The Pac-12 athletes said they want 50 percent of the revenues generated from college football to be paid directly to the players. That’s not going to happen for a host of reasons. But the boldness of the request is something we would not have seen before the pandemic. Does this movement grow?
Players who are concerned about the virus have been given the ability to “opt out” of their season and still retain their scholarship. Would that have happened before the coronavirus? Don’t think so.
**--Football scheduling: As we sit here today, we don’t know if there will even be a college football season. But if there is, it will be one of radical change. Four of the Power Five conferences have committed to playing 10 conference games (the Big 12 will play nine), significantly upgrading the product for their television partners and the fans. The SEC is playing a 10-game conference-only schedule, something that was unthinkable before the pandemic.
Fans have long complained about the cupcakes on the football schedules. In response the schools have improved non-conference scheduling that kicks in a few years from now. But because of the pandemic, this change had to happen now. Will it last beyond this season? My sense is the fans are going to really like all of those conference games.
**--Athletes and social justice: In the past college athletes have sometimes used their platforms for public good and to raise awareness for special causes. But the death of George Floyd at the hands of the Minneapolis Police on May 25 changed the country. And it changed the way college athletes view their purpose.
In the process this group of college athletes has found its voice and are going take advantage of it. The NCAA cleared the way for athletes to wear patches with social justice messages on their jerseys during competition.
The smart coaches have already learned that they must support their players in this effort.
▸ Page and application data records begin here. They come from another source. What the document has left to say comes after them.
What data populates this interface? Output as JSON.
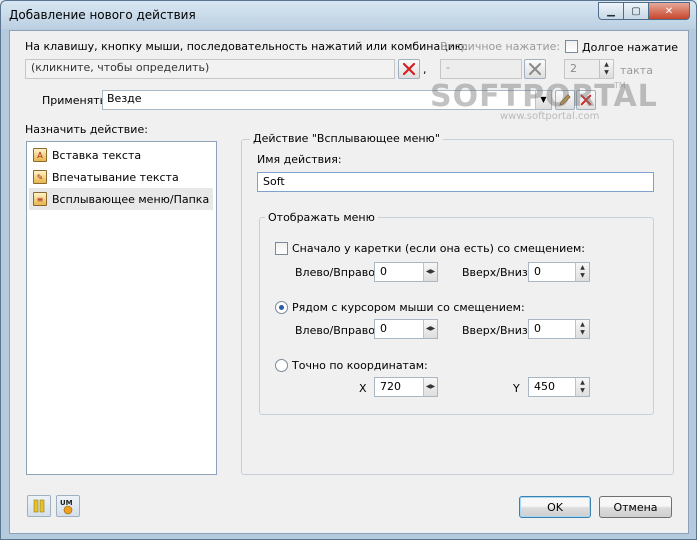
{
  "window": {
    "title": "Добавление нового действия"
  },
  "trigger": {
    "label": "На клавишу, кнопку мыши, последовательность нажатий или комбинацию:",
    "value": "(кликните, чтобы определить)",
    "comma": ",",
    "secondary_label": "Вторичное нажатие:",
    "secondary_value": "-",
    "long_press_label": "Долгое нажатие",
    "long_press_checked": false,
    "ticks_value": "2",
    "ticks_unit": "такта"
  },
  "apply": {
    "label": "Применять",
    "value": "Везде"
  },
  "actions": {
    "label": "Назначить действие:",
    "items": [
      {
        "label": "Вставка текста",
        "icon": "paste-text-icon"
      },
      {
        "label": "Впечатывание текста",
        "icon": "type-text-icon"
      },
      {
        "label": "Всплывающее меню/Папка",
        "icon": "popup-menu-folder-icon"
      }
    ],
    "selected_index": 2
  },
  "action_panel": {
    "title": "Действие \"Всплывающее меню\"",
    "name_label": "Имя действия:",
    "name_value": "Soft"
  },
  "display_menu": {
    "title": "Отображать меню",
    "option_caret": {
      "label": "Сначало у каретки (если она есть) со смещением:",
      "checked": false,
      "lr_label": "Влево/Вправо",
      "lr_value": "0",
      "ud_label": "Вверх/Вниз",
      "ud_value": "0"
    },
    "option_cursor": {
      "label": "Рядом с курсором мыши со смещением:",
      "selected": true,
      "lr_label": "Влево/Вправо",
      "lr_value": "0",
      "ud_label": "Вверх/Вниз",
      "ud_value": "0"
    },
    "option_coords": {
      "label": "Точно по координатам:",
      "selected": false,
      "x_label": "X",
      "x_value": "720",
      "y_label": "Y",
      "y_value": "450"
    }
  },
  "buttons": {
    "ok": "OK",
    "cancel": "Отмена"
  },
  "watermark": {
    "logo": "SOFTPORTAL",
    "tm": "TM",
    "url": "www.softportal.com"
  }
}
This is not a short-term change. This change came fast but it is permanent.